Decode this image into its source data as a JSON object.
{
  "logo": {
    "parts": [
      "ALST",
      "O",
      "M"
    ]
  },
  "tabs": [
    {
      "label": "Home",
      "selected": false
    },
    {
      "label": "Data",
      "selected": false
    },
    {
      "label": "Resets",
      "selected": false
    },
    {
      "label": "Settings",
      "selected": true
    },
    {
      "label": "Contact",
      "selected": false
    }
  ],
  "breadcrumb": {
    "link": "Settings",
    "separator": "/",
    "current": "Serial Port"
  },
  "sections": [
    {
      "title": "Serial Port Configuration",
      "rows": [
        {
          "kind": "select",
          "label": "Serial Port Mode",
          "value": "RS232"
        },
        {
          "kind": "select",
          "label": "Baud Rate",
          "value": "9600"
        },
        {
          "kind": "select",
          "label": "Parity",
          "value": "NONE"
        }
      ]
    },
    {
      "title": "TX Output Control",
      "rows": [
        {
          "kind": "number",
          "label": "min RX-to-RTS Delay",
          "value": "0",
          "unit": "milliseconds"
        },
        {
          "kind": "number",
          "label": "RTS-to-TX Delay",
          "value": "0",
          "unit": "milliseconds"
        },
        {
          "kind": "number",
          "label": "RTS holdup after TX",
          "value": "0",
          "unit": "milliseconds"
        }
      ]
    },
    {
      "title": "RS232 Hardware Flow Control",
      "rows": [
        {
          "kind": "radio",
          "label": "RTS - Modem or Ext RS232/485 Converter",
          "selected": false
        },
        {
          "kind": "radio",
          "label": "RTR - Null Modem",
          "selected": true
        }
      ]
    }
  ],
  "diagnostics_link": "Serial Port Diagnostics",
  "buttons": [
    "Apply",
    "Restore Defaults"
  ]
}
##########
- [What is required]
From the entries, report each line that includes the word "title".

- [Solution to the problem]
      "title": "Serial Port Configuration",
      "title": "TX Output Control",
      "title": "RS232 Hardware Flow Control",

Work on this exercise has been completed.